The data Start Marker
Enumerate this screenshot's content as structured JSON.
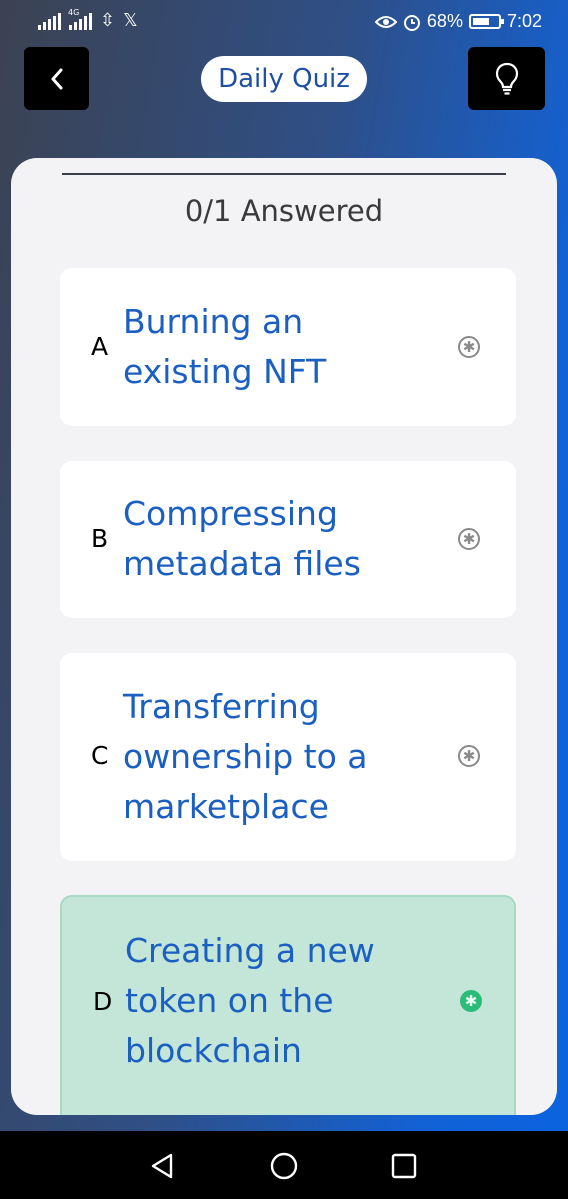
{
  "status_bar": {
    "network_label": "4G",
    "battery_percent": "68%",
    "battery_level": 0.68,
    "time": "7:02"
  },
  "header": {
    "title": "Daily Quiz",
    "back_icon": "chevron-left-icon",
    "hint_icon": "lightbulb-icon"
  },
  "quiz": {
    "progress": "0/1 Answered",
    "options": [
      {
        "letter": "A",
        "lines": [
          "Burning an",
          "existing NFT"
        ],
        "selected": false
      },
      {
        "letter": "B",
        "lines": [
          "Compressing",
          "metadata files"
        ],
        "selected": false
      },
      {
        "letter": "C",
        "lines": [
          "Transferring",
          "ownership to a",
          "marketplace"
        ],
        "selected": false
      },
      {
        "letter": "D",
        "lines": [
          "Creating a new",
          "token on the",
          "blockchain"
        ],
        "selected": true
      }
    ]
  },
  "colors": {
    "accent_text": "#1b5fc1",
    "selected_bg": "#c3e6d9",
    "selected_radio": "#2dbb7a"
  },
  "nav_bar": {
    "icons": [
      "back-triangle-icon",
      "home-circle-icon",
      "recents-square-icon"
    ]
  }
}
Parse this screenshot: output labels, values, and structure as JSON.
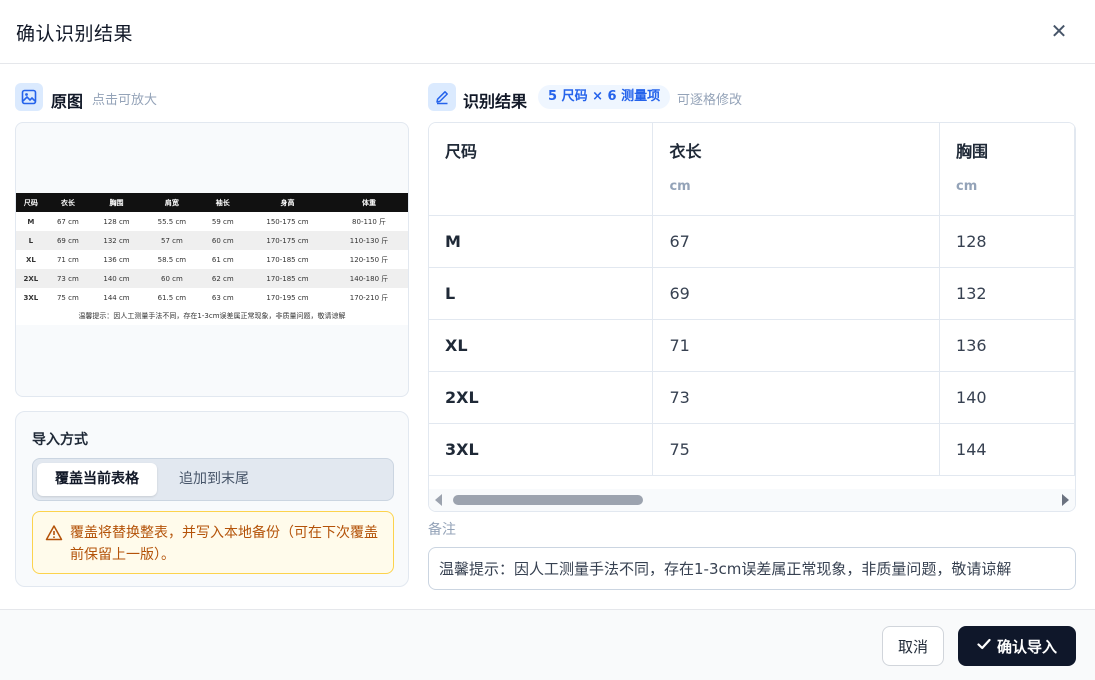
{
  "dialog": {
    "title": "确认识别结果",
    "close_icon": "close-icon"
  },
  "original": {
    "label": "原图",
    "hint": "点击可放大",
    "icon": "image-icon"
  },
  "preview_table": {
    "headers": [
      "尺码",
      "衣长",
      "胸围",
      "肩宽",
      "袖长",
      "身高",
      "体重"
    ],
    "rows": [
      [
        "M",
        "67 cm",
        "128 cm",
        "55.5 cm",
        "59 cm",
        "150-175 cm",
        "80-110 斤"
      ],
      [
        "L",
        "69 cm",
        "132 cm",
        "57 cm",
        "60 cm",
        "170-175 cm",
        "110-130 斤"
      ],
      [
        "XL",
        "71 cm",
        "136 cm",
        "58.5 cm",
        "61 cm",
        "170-185 cm",
        "120-150 斤"
      ],
      [
        "2XL",
        "73 cm",
        "140 cm",
        "60 cm",
        "62 cm",
        "170-185 cm",
        "140-180 斤"
      ],
      [
        "3XL",
        "75 cm",
        "144 cm",
        "61.5 cm",
        "63 cm",
        "170-195 cm",
        "170-210 斤"
      ]
    ],
    "note": "温馨提示：因人工测量手法不同，存在1-3cm误差属正常现象，非质量问题，敬请谅解"
  },
  "import_mode": {
    "title": "导入方式",
    "options": [
      "覆盖当前表格",
      "追加到末尾"
    ],
    "selected": "覆盖当前表格",
    "warning": "覆盖将替换整表，并写入本地备份（可在下次覆盖前保留上一版）。",
    "warning_icon": "warning-triangle-icon",
    "warning_color": "#b45309"
  },
  "result": {
    "label": "识别结果",
    "icon": "edit-pencil-icon",
    "badge": "5 尺码 × 6 测量项",
    "hint": "可逐格修改",
    "columns": [
      {
        "name": "尺码",
        "unit": ""
      },
      {
        "name": "衣长",
        "unit": "cm"
      },
      {
        "name": "胸围",
        "unit": "cm"
      }
    ],
    "rows": [
      [
        "M",
        "67",
        "128"
      ],
      [
        "L",
        "69",
        "132"
      ],
      [
        "XL",
        "71",
        "136"
      ],
      [
        "2XL",
        "73",
        "140"
      ],
      [
        "3XL",
        "75",
        "144"
      ]
    ]
  },
  "note": {
    "label": "备注",
    "value": "温馨提示：因人工测量手法不同，存在1-3cm误差属正常现象，非质量问题，敬请谅解"
  },
  "footer": {
    "cancel_label": "取消",
    "confirm_label": "确认导入",
    "confirm_icon": "check-icon"
  },
  "colors": {
    "accent": "#2563eb",
    "primary_button": "#0f172a",
    "warning_bg": "#fffbeb",
    "warning_border": "#fcd34d"
  }
}
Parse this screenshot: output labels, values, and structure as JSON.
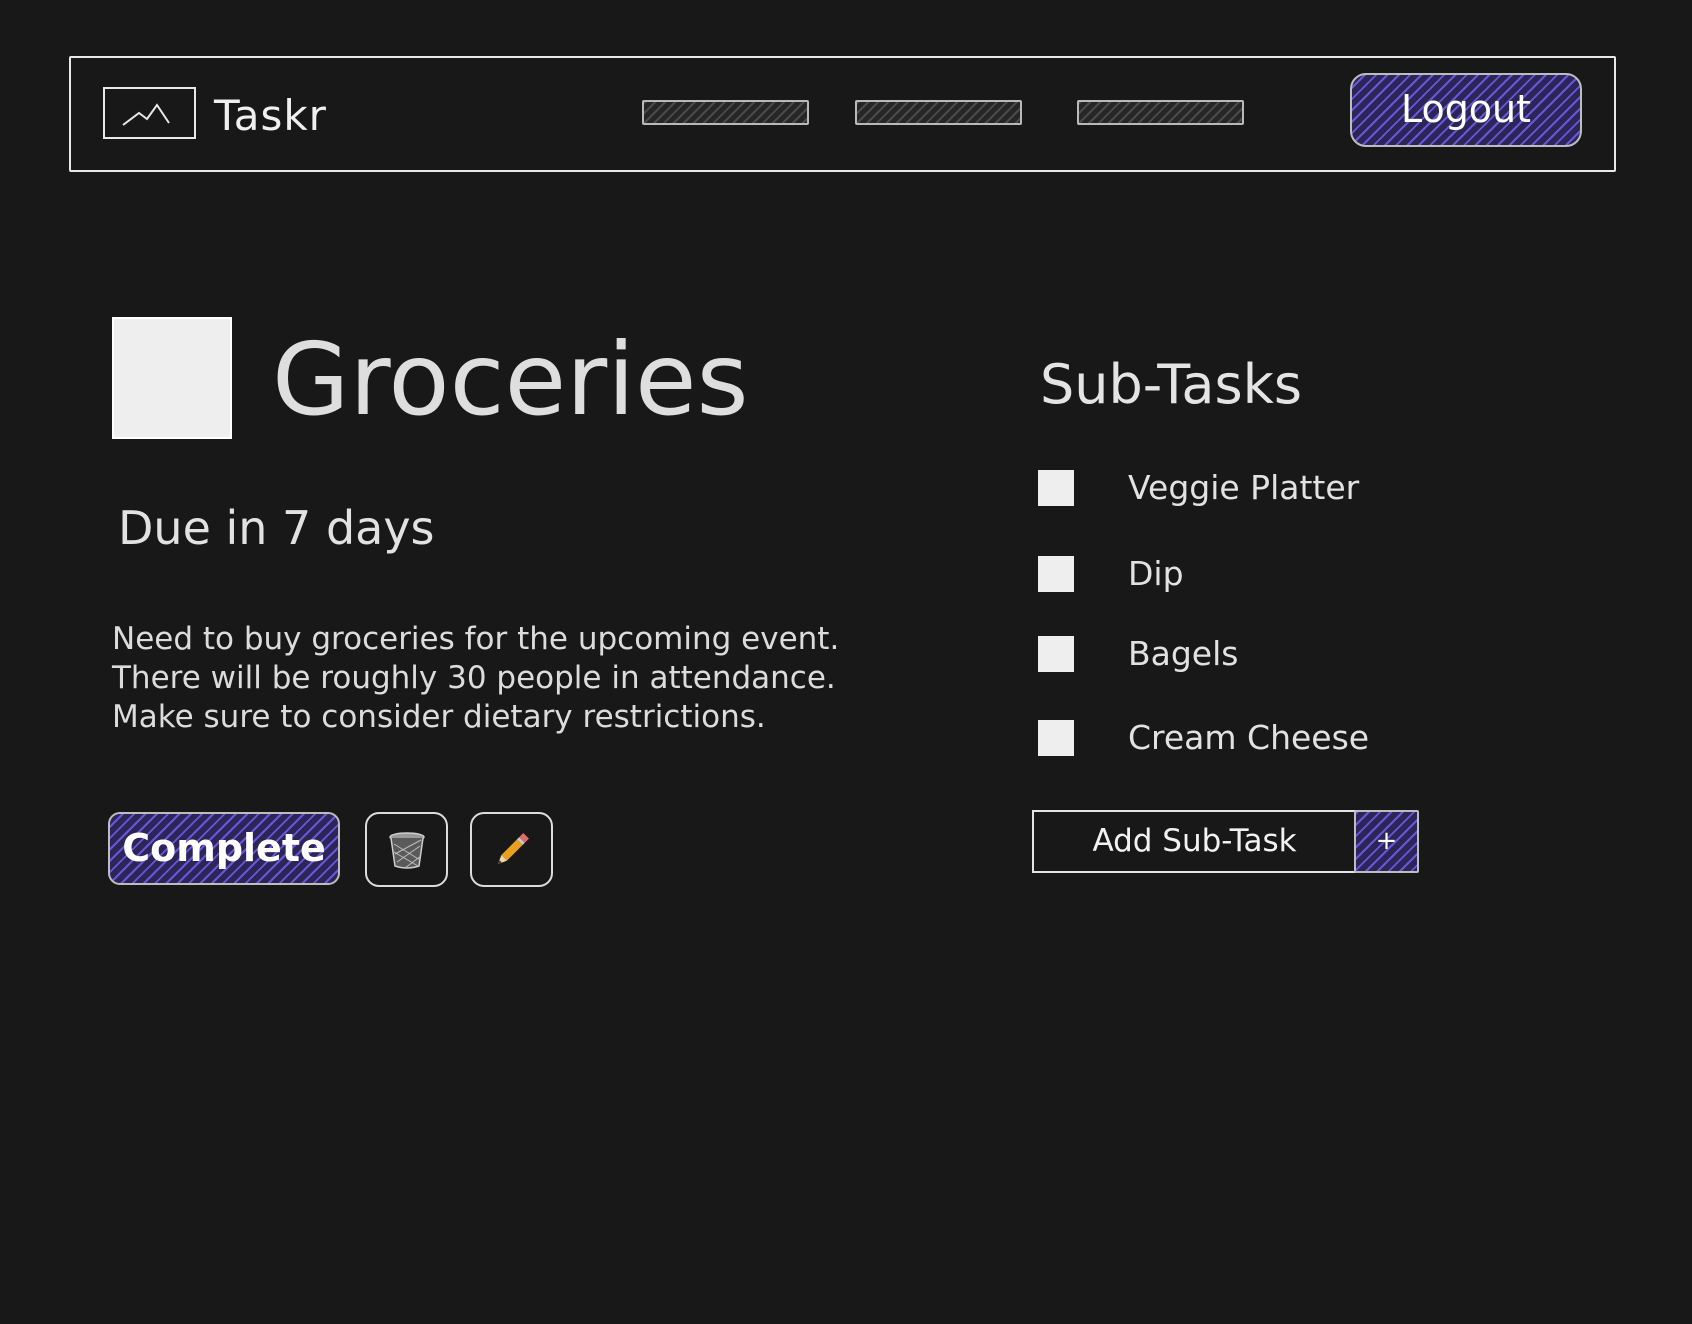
{
  "header": {
    "brand": "Taskr",
    "logout_label": "Logout",
    "nav_links": [
      "",
      "",
      ""
    ]
  },
  "task": {
    "title": "Groceries",
    "due": "Due in 7 days",
    "description_lines": [
      "Need to buy groceries for the upcoming event.",
      "There will be roughly 30 people in attendance.",
      "Make sure to consider dietary restrictions."
    ],
    "complete_label": "Complete",
    "delete_icon": "trash-icon",
    "edit_icon": "pencil-icon"
  },
  "subtasks": {
    "heading": "Sub-Tasks",
    "items": [
      {
        "label": "Veggie Platter",
        "checked": false
      },
      {
        "label": "Dip",
        "checked": false
      },
      {
        "label": "Bagels",
        "checked": false
      },
      {
        "label": "Cream Cheese",
        "checked": false
      }
    ],
    "add_label": "Add Sub-Task",
    "add_plus": "+"
  },
  "colors": {
    "background": "#181818",
    "accent": "#6a55d8",
    "stroke": "#e8e8e8"
  }
}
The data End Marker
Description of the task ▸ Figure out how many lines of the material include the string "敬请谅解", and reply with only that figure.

The completed task ▸ 2